A line belongs in the answer only if it contains the word "eraser"; copy every such line from the listing below.

***** Supplied material

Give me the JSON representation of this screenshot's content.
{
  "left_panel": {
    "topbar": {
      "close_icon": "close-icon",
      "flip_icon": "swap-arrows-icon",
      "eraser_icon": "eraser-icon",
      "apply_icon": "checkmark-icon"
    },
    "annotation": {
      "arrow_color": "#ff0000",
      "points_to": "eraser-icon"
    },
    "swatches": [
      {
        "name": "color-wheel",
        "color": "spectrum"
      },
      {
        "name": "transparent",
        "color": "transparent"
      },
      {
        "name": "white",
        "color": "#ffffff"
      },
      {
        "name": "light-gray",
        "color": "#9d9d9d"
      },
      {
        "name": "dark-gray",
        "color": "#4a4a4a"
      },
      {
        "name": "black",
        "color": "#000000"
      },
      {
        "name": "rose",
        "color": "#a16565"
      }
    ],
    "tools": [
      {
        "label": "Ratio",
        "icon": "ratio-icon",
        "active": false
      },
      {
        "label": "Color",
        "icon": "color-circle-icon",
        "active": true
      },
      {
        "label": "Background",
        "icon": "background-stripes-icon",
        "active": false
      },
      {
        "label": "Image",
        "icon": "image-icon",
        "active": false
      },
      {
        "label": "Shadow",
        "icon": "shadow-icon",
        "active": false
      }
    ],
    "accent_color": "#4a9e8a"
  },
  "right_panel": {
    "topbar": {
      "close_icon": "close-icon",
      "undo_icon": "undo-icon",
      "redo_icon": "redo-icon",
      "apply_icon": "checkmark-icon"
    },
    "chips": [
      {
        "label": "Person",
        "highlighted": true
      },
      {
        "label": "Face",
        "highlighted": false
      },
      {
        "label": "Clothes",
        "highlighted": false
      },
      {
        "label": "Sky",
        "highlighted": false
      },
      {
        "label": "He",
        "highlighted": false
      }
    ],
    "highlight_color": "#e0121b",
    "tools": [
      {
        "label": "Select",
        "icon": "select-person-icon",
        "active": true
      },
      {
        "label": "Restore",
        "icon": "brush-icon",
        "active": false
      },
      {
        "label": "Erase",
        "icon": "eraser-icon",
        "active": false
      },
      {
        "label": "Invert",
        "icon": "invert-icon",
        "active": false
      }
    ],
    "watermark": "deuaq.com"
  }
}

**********

> Expected answer
      "eraser_icon": "eraser-icon",
      "points_to": "eraser-icon"
        "icon": "eraser-icon",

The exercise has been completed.